EXERCISE AIM: Only the lines from the one containing "Read all visible content and emit it as JSON." to the end of the material are to be copied, exactly and in full; images stay out.

RECORDS FOR THE TASK:
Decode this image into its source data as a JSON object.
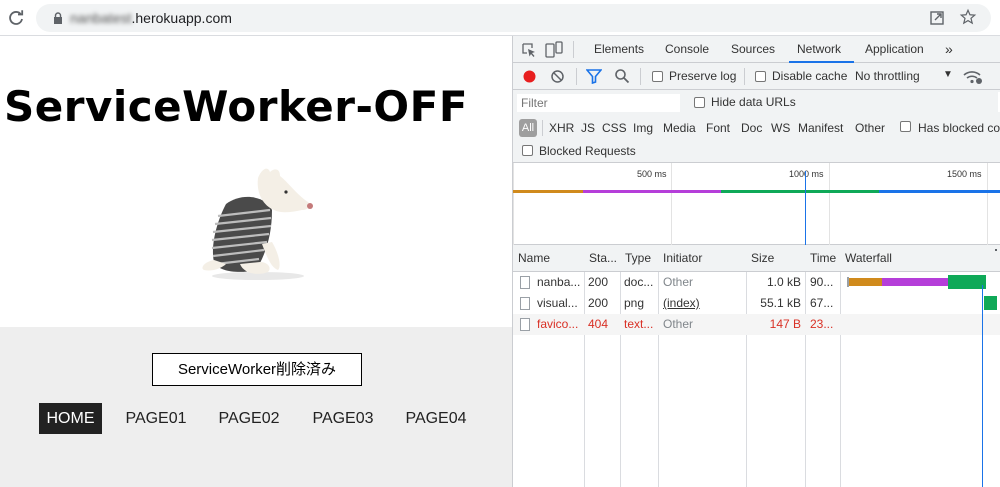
{
  "browser": {
    "url_blurred": "nanbatest",
    "url_domain": ".herokuapp.com"
  },
  "page": {
    "title": "ServiceWorker-OFF",
    "sw_button_label": "ServiceWorker削除済み",
    "nav": [
      "HOME",
      "PAGE01",
      "PAGE02",
      "PAGE03",
      "PAGE04"
    ]
  },
  "devtools": {
    "tabs": [
      "Elements",
      "Console",
      "Sources",
      "Network",
      "Application",
      "»"
    ],
    "active_tab": "Network",
    "toolbar": {
      "preserve_log": "Preserve log",
      "disable_cache": "Disable cache",
      "throttling": "No throttling"
    },
    "filter": {
      "placeholder": "Filter",
      "hide_data_urls": "Hide data URLs",
      "types": [
        "All",
        "XHR",
        "JS",
        "CSS",
        "Img",
        "Media",
        "Font",
        "Doc",
        "WS",
        "Manifest",
        "Other"
      ],
      "has_blocked_cookies": "Has blocked cookies",
      "blocked_requests": "Blocked Requests"
    },
    "overview": {
      "ticks": [
        "500 ms",
        "1000 ms",
        "1500 ms"
      ]
    },
    "columns": [
      "Name",
      "Sta...",
      "Type",
      "Initiator",
      "Size",
      "Time",
      "Waterfall"
    ],
    "rows": [
      {
        "name": "nanba...",
        "status": "200",
        "type": "doc...",
        "initiator": "Other",
        "size": "1.0 kB",
        "time": "90..."
      },
      {
        "name": "visual...",
        "status": "200",
        "type": "png",
        "initiator": "(index)",
        "size": "55.1 kB",
        "time": "67..."
      },
      {
        "name": "favico...",
        "status": "404",
        "type": "text...",
        "initiator": "Other",
        "size": "147 B",
        "time": "23..."
      }
    ],
    "colors": {
      "waiting": "#d08a1c",
      "ttfb": "#b53ed9",
      "download": "#0fa958",
      "blue": "#1a73e8",
      "error": "#d93025"
    }
  }
}
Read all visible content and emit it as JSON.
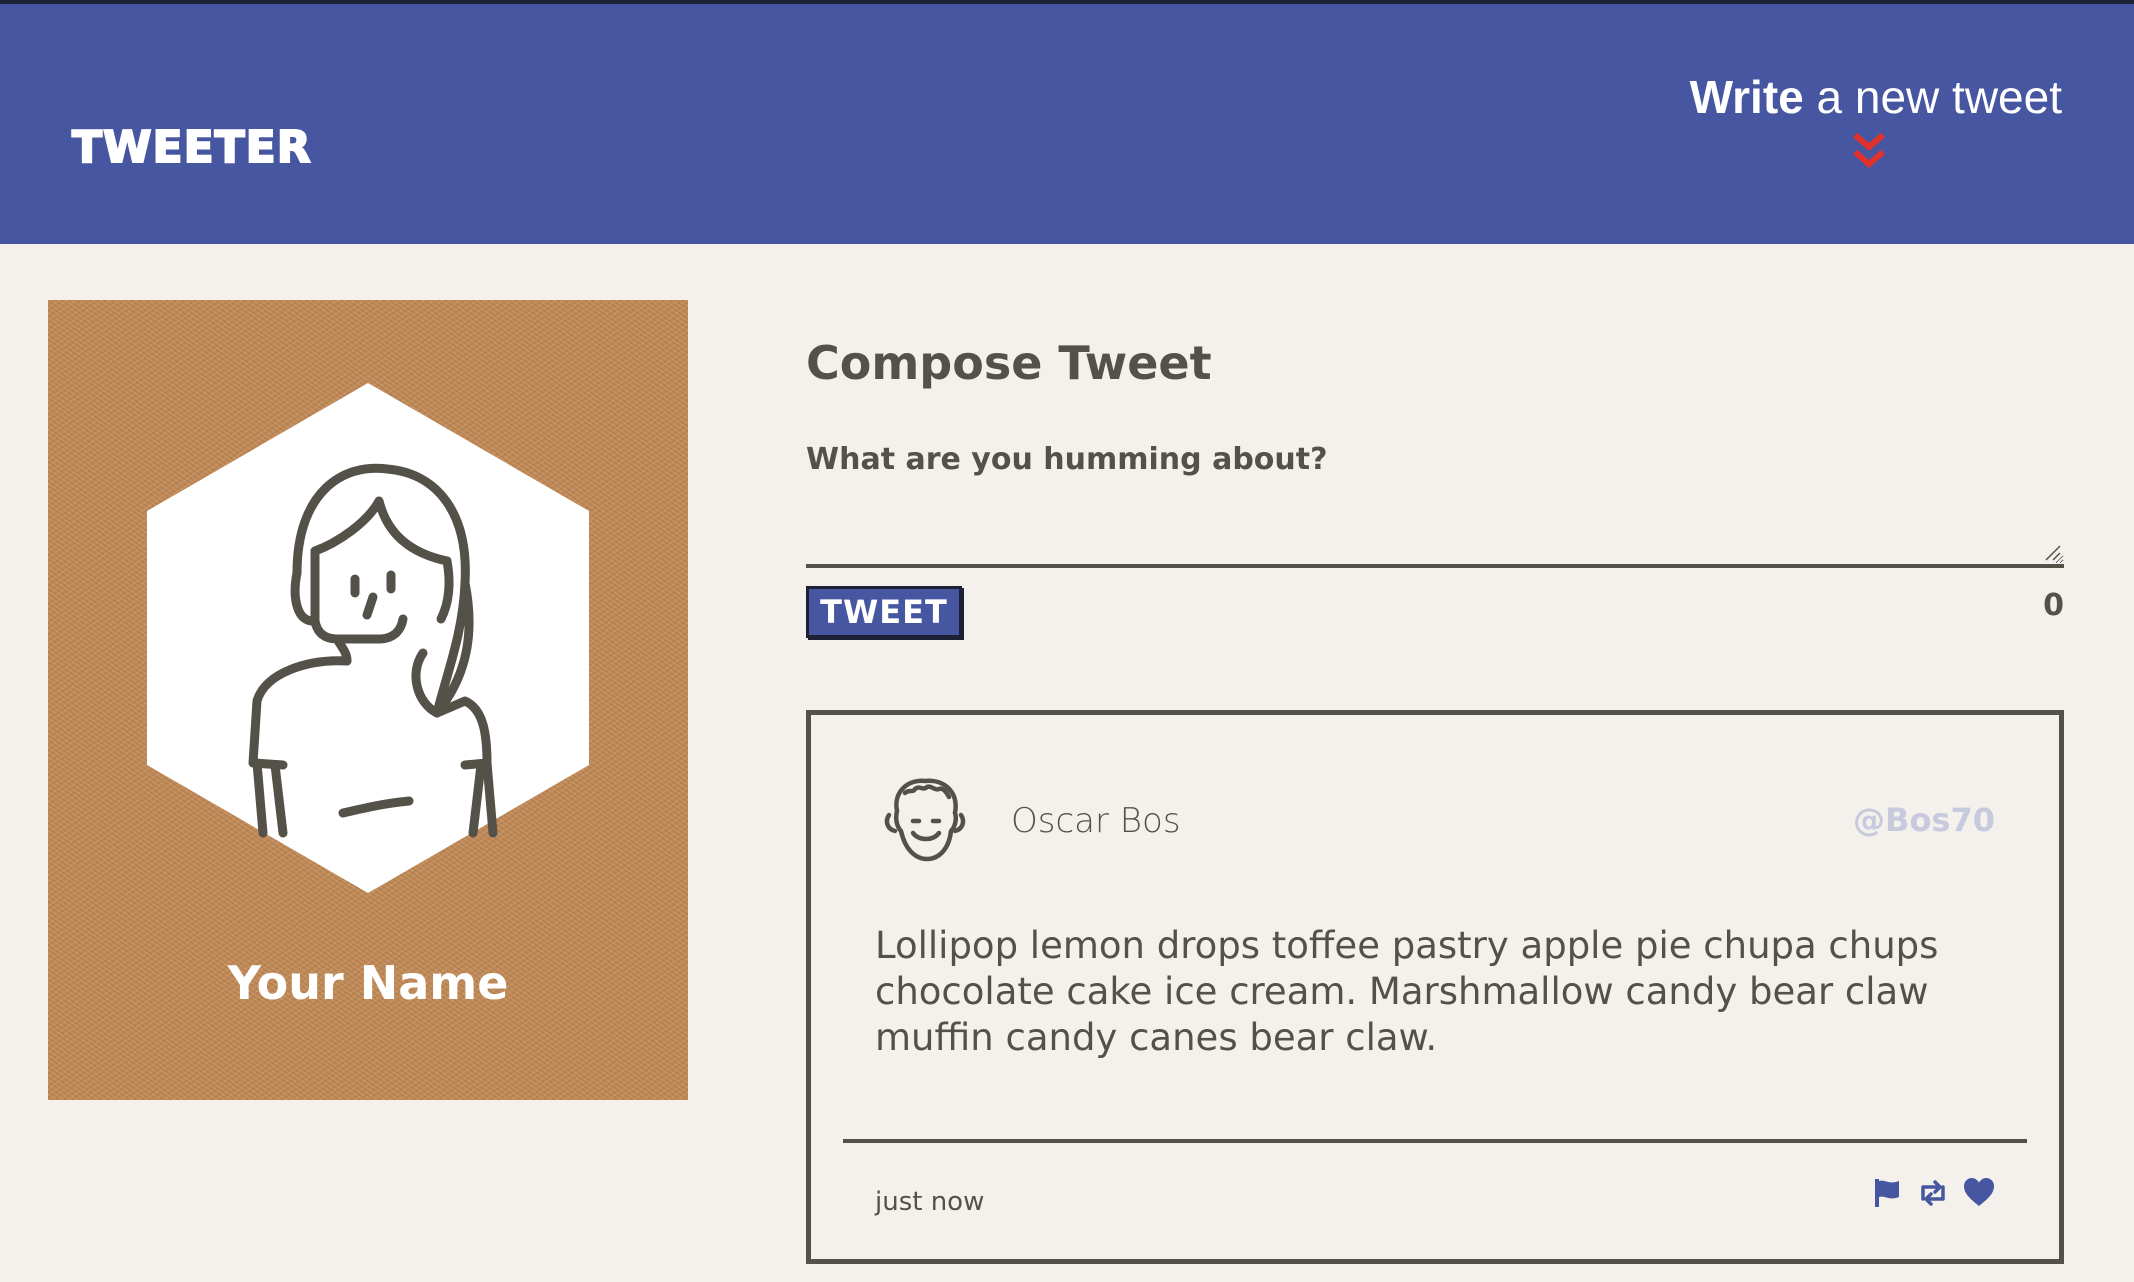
{
  "nav": {
    "logo": "TWEETER",
    "write_bold": "Write",
    "write_rest": " a new tweet"
  },
  "profile": {
    "name": "Your Name"
  },
  "compose": {
    "title": "Compose Tweet",
    "placeholder": "What are you humming about?",
    "button_label": "TWEET",
    "counter": "0"
  },
  "tweet": {
    "author_name": "Oscar Bos",
    "handle": "@Bos70",
    "body": "Lollipop lemon drops toffee pastry apple pie chupa chups chocolate cake ice cream. Marshmallow candy bear claw muffin candy canes bear claw.",
    "timestamp": "just now",
    "actions": [
      "flag-icon",
      "retweet-icon",
      "heart-icon"
    ]
  },
  "colors": {
    "nav": "#4656a0",
    "background": "#f4f1ec",
    "text": "#545149",
    "accent_red": "#e0322a",
    "profile_bg": "#c38a56",
    "handle": "#c7c9dc"
  }
}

SOLVED EXERCISE:
Read all visible content and emit it as JSON.
{
  "nav": {
    "logo": "TWEETER",
    "write_bold": "Write",
    "write_rest": " a new tweet"
  },
  "profile": {
    "name": "Your Name"
  },
  "compose": {
    "title": "Compose Tweet",
    "placeholder": "What are you humming about?",
    "button_label": "TWEET",
    "counter": "0"
  },
  "tweet": {
    "author_name": "Oscar Bos",
    "handle": "@Bos70",
    "body": "Lollipop lemon drops toffee pastry apple pie chupa chups chocolate cake ice cream. Marshmallow candy bear claw muffin candy canes bear claw.",
    "timestamp": "just now",
    "actions": [
      "flag-icon",
      "retweet-icon",
      "heart-icon"
    ]
  },
  "colors": {
    "nav": "#4656a0",
    "background": "#f4f1ec",
    "text": "#545149",
    "accent_red": "#e0322a",
    "profile_bg": "#c38a56",
    "handle": "#c7c9dc"
  }
}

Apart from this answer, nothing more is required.